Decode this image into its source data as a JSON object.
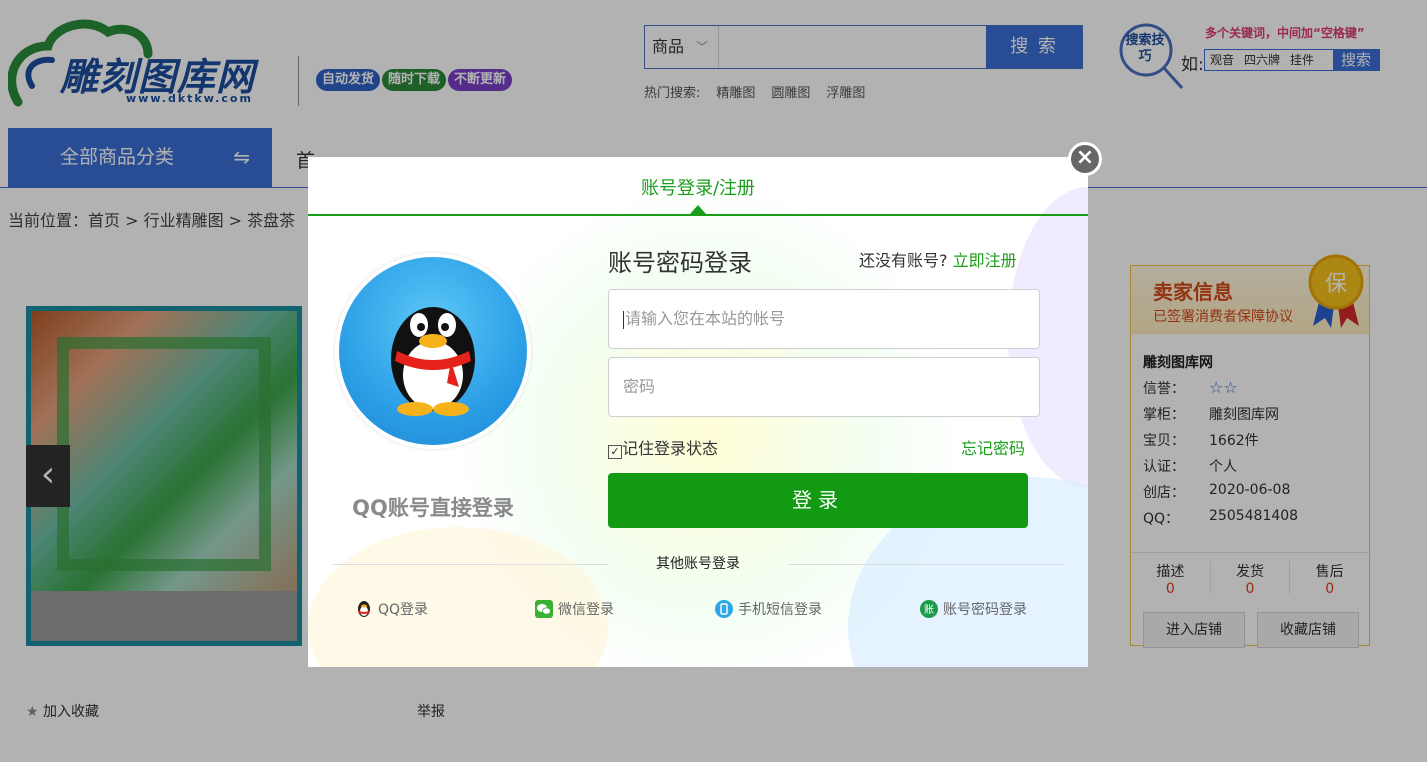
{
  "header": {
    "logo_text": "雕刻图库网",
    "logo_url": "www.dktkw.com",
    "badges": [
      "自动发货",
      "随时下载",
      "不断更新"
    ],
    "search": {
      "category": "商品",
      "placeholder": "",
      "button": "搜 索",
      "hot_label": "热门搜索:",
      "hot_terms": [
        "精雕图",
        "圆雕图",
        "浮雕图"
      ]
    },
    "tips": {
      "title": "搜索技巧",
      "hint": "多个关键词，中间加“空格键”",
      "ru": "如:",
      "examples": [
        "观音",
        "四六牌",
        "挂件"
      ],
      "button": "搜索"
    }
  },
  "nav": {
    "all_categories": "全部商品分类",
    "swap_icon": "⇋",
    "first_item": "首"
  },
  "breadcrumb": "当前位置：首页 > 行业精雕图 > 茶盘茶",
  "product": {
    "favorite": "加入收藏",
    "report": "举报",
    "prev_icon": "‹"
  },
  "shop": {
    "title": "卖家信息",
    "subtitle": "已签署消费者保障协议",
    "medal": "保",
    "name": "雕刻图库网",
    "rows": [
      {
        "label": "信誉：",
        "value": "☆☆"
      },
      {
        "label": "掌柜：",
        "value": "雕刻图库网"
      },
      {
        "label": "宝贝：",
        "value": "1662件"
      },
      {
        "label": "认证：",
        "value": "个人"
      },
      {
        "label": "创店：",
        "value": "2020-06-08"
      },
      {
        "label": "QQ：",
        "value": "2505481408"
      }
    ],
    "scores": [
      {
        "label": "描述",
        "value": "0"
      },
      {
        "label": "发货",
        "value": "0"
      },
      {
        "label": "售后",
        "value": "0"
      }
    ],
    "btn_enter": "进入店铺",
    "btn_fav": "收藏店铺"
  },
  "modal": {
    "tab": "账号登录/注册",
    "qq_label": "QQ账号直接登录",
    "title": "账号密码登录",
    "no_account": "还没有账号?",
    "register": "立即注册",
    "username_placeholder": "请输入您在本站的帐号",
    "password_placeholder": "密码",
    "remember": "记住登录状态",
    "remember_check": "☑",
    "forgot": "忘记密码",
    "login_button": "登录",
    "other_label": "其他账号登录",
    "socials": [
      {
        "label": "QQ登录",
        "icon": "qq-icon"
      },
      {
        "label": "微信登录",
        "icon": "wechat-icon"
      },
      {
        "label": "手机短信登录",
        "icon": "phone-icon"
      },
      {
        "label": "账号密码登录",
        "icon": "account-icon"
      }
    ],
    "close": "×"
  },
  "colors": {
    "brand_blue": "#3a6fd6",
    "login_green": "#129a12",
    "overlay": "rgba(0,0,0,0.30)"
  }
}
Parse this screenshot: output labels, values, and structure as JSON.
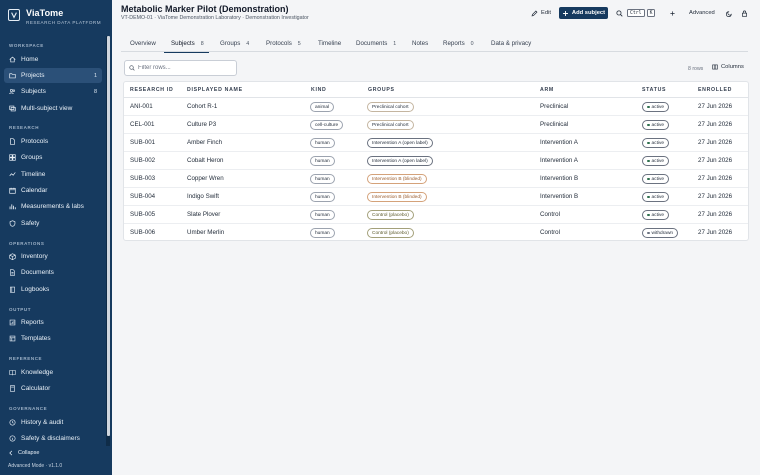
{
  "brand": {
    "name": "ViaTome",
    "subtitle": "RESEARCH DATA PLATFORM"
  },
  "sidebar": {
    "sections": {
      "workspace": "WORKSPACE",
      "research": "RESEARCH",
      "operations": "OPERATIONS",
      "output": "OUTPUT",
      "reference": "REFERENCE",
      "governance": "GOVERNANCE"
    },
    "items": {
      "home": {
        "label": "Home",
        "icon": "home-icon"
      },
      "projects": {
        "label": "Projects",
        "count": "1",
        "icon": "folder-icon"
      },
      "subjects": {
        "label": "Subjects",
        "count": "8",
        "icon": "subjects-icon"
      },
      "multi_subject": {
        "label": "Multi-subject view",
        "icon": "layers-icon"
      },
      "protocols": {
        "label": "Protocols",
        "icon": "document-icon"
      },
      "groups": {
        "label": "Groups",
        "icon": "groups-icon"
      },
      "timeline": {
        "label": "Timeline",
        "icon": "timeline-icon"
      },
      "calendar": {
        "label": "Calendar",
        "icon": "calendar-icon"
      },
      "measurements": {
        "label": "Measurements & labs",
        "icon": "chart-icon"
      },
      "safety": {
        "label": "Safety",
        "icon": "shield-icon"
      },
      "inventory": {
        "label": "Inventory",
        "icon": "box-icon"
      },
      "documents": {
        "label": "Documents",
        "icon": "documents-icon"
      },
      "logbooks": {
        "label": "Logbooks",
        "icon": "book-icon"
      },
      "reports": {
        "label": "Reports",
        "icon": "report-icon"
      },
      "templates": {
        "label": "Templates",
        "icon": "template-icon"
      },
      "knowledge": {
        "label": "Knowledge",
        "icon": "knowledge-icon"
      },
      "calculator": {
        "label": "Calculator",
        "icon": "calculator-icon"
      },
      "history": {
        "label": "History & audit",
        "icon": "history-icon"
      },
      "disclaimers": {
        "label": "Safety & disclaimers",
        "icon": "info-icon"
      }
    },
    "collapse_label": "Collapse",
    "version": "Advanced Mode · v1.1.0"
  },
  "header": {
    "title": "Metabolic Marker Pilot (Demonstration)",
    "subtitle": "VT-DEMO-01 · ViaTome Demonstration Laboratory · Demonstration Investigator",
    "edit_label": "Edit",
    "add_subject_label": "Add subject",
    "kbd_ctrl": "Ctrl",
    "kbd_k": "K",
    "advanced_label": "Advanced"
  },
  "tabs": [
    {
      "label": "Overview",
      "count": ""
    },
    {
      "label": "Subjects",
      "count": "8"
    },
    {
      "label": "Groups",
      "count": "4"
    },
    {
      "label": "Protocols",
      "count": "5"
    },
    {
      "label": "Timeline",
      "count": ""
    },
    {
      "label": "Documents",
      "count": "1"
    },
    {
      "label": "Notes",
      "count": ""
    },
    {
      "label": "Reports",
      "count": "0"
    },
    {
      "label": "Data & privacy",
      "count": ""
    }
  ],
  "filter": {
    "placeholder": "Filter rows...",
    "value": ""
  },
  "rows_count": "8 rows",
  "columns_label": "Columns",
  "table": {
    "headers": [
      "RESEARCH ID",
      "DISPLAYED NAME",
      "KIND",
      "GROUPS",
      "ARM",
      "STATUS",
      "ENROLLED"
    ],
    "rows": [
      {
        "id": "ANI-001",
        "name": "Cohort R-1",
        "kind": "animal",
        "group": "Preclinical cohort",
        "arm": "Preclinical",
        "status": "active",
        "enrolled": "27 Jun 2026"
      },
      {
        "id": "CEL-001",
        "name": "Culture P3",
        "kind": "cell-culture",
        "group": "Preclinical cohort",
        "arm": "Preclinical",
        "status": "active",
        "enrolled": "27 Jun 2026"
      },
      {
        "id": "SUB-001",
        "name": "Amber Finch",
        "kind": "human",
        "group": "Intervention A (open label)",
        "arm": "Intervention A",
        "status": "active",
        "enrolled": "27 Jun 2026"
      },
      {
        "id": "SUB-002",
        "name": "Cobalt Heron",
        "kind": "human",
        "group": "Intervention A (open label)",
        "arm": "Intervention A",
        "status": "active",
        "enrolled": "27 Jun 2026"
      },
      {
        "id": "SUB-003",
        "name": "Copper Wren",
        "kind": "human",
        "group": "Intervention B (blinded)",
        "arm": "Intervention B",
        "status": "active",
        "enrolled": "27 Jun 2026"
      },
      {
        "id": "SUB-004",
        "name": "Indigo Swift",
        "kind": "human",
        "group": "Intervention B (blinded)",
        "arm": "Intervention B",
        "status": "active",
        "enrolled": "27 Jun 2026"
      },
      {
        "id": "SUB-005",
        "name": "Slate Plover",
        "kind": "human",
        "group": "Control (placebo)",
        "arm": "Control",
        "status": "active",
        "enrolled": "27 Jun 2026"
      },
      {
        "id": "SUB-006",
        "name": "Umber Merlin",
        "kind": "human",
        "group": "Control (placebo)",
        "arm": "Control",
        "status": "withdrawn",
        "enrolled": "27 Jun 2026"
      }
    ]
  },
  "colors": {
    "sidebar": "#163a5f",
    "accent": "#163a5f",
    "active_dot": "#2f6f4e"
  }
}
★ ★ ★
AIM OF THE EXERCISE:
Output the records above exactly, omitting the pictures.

TASK OUTPUT:
Decode this image into its source data as a JSON object.
{
  "header": {
    "logo_text": "雕刻图库网",
    "logo_url": "www.dktkw.com",
    "badges": [
      "自动发货",
      "随时下载",
      "不断更新"
    ],
    "search": {
      "category": "商品",
      "placeholder": "",
      "button": "搜 索",
      "hot_label": "热门搜索:",
      "hot_terms": [
        "精雕图",
        "圆雕图",
        "浮雕图"
      ]
    },
    "tips": {
      "title": "搜索技巧",
      "hint": "多个关键词，中间加“空格键”",
      "ru": "如:",
      "examples": [
        "观音",
        "四六牌",
        "挂件"
      ],
      "button": "搜索"
    }
  },
  "nav": {
    "all_categories": "全部商品分类",
    "swap_icon": "⇋",
    "first_item": "首"
  },
  "breadcrumb": "当前位置：首页 > 行业精雕图 > 茶盘茶",
  "product": {
    "favorite": "加入收藏",
    "report": "举报",
    "prev_icon": "‹"
  },
  "shop": {
    "title": "卖家信息",
    "subtitle": "已签署消费者保障协议",
    "medal": "保",
    "name": "雕刻图库网",
    "rows": [
      {
        "label": "信誉：",
        "value": "☆☆"
      },
      {
        "label": "掌柜：",
        "value": "雕刻图库网"
      },
      {
        "label": "宝贝：",
        "value": "1662件"
      },
      {
        "label": "认证：",
        "value": "个人"
      },
      {
        "label": "创店：",
        "value": "2020-06-08"
      },
      {
        "label": "QQ：",
        "value": "2505481408"
      }
    ],
    "scores": [
      {
        "label": "描述",
        "value": "0"
      },
      {
        "label": "发货",
        "value": "0"
      },
      {
        "label": "售后",
        "value": "0"
      }
    ],
    "btn_enter": "进入店铺",
    "btn_fav": "收藏店铺"
  },
  "modal": {
    "tab": "账号登录/注册",
    "qq_label": "QQ账号直接登录",
    "title": "账号密码登录",
    "no_account": "还没有账号?",
    "register": "立即注册",
    "username_placeholder": "请输入您在本站的帐号",
    "password_placeholder": "密码",
    "remember": "记住登录状态",
    "remember_check": "☑",
    "forgot": "忘记密码",
    "login_button": "登录",
    "other_label": "其他账号登录",
    "socials": [
      {
        "label": "QQ登录",
        "icon": "qq-icon"
      },
      {
        "label": "微信登录",
        "icon": "wechat-icon"
      },
      {
        "label": "手机短信登录",
        "icon": "phone-icon"
      },
      {
        "label": "账号密码登录",
        "icon": "account-icon"
      }
    ],
    "close": "×"
  },
  "colors": {
    "brand_blue": "#3a6fd6",
    "login_green": "#129a12",
    "overlay": "rgba(0,0,0,0.30)"
  }
}
Parse this screenshot: output labels, values, and structure as JSON.
{
  "brand": {
    "name": "ViaTome",
    "subtitle": "RESEARCH DATA PLATFORM"
  },
  "sidebar": {
    "sections": {
      "workspace": "WORKSPACE",
      "research": "RESEARCH",
      "operations": "OPERATIONS",
      "output": "OUTPUT",
      "reference": "REFERENCE",
      "governance": "GOVERNANCE"
    },
    "items": {
      "home": {
        "label": "Home",
        "icon": "home-icon"
      },
      "projects": {
        "label": "Projects",
        "count": "1",
        "icon": "folder-icon"
      },
      "subjects": {
        "label": "Subjects",
        "count": "8",
        "icon": "subjects-icon"
      },
      "multi_subject": {
        "label": "Multi-subject view",
        "icon": "layers-icon"
      },
      "protocols": {
        "label": "Protocols",
        "icon": "document-icon"
      },
      "groups": {
        "label": "Groups",
        "icon": "groups-icon"
      },
      "timeline": {
        "label": "Timeline",
        "icon": "timeline-icon"
      },
      "calendar": {
        "label": "Calendar",
        "icon": "calendar-icon"
      },
      "measurements": {
        "label": "Measurements & labs",
        "icon": "chart-icon"
      },
      "safety": {
        "label": "Safety",
        "icon": "shield-icon"
      },
      "inventory": {
        "label": "Inventory",
        "icon": "box-icon"
      },
      "documents": {
        "label": "Documents",
        "icon": "documents-icon"
      },
      "logbooks": {
        "label": "Logbooks",
        "icon": "book-icon"
      },
      "reports": {
        "label": "Reports",
        "icon": "report-icon"
      },
      "templates": {
        "label": "Templates",
        "icon": "template-icon"
      },
      "knowledge": {
        "label": "Knowledge",
        "icon": "knowledge-icon"
      },
      "calculator": {
        "label": "Calculator",
        "icon": "calculator-icon"
      },
      "history": {
        "label": "History & audit",
        "icon": "history-icon"
      },
      "disclaimers": {
        "label": "Safety & disclaimers",
        "icon": "info-icon"
      }
    },
    "collapse_label": "Collapse",
    "version": "Advanced Mode · v1.1.0"
  },
  "header": {
    "title": "Metabolic Marker Pilot (Demonstration)",
    "subtitle": "VT-DEMO-01 · ViaTome Demonstration Laboratory · Demonstration Investigator",
    "edit_label": "Edit",
    "add_subject_label": "Add subject",
    "kbd_ctrl": "Ctrl",
    "kbd_k": "K",
    "advanced_label": "Advanced"
  },
  "tabs": [
    {
      "label": "Overview",
      "count": ""
    },
    {
      "label": "Subjects",
      "count": "8"
    },
    {
      "label": "Groups",
      "count": "4"
    },
    {
      "label": "Protocols",
      "count": "5"
    },
    {
      "label": "Timeline",
      "count": ""
    },
    {
      "label": "Documents",
      "count": "1"
    },
    {
      "label": "Notes",
      "count": ""
    },
    {
      "label": "Reports",
      "count": "0"
    },
    {
      "label": "Data & privacy",
      "count": ""
    }
  ],
  "filter": {
    "placeholder": "Filter rows...",
    "value": ""
  },
  "rows_count": "8 rows",
  "columns_label": "Columns",
  "table": {
    "headers": [
      "RESEARCH ID",
      "DISPLAYED NAME",
      "KIND",
      "GROUPS",
      "ARM",
      "STATUS",
      "ENROLLED"
    ],
    "rows": [
      {
        "id": "ANI-001",
        "name": "Cohort R-1",
        "kind": "animal",
        "group": "Preclinical cohort",
        "arm": "Preclinical",
        "status": "active",
        "enrolled": "27 Jun 2026"
      },
      {
        "id": "CEL-001",
        "name": "Culture P3",
        "kind": "cell-culture",
        "group": "Preclinical cohort",
        "arm": "Preclinical",
        "status": "active",
        "enrolled": "27 Jun 2026"
      },
      {
        "id": "SUB-001",
        "name": "Amber Finch",
        "kind": "human",
        "group": "Intervention A (open label)",
        "arm": "Intervention A",
        "status": "active",
        "enrolled": "27 Jun 2026"
      },
      {
        "id": "SUB-002",
        "name": "Cobalt Heron",
        "kind": "human",
        "group": "Intervention A (open label)",
        "arm": "Intervention A",
        "status": "active",
        "enrolled": "27 Jun 2026"
      },
      {
        "id": "SUB-003",
        "name": "Copper Wren",
        "kind": "human",
        "group": "Intervention B (blinded)",
        "arm": "Intervention B",
        "status": "active",
        "enrolled": "27 Jun 2026"
      },
      {
        "id": "SUB-004",
        "name": "Indigo Swift",
        "kind": "human",
        "group": "Intervention B (blinded)",
        "arm": "Intervention B",
        "status": "active",
        "enrolled": "27 Jun 2026"
      },
      {
        "id": "SUB-005",
        "name": "Slate Plover",
        "kind": "human",
        "group": "Control (placebo)",
        "arm": "Control",
        "status": "active",
        "enrolled": "27 Jun 2026"
      },
      {
        "id": "SUB-006",
        "name": "Umber Merlin",
        "kind": "human",
        "group": "Control (placebo)",
        "arm": "Control",
        "status": "withdrawn",
        "enrolled": "27 Jun 2026"
      }
    ]
  },
  "colors": {
    "sidebar": "#163a5f",
    "accent": "#163a5f",
    "active_dot": "#2f6f4e"
  }
}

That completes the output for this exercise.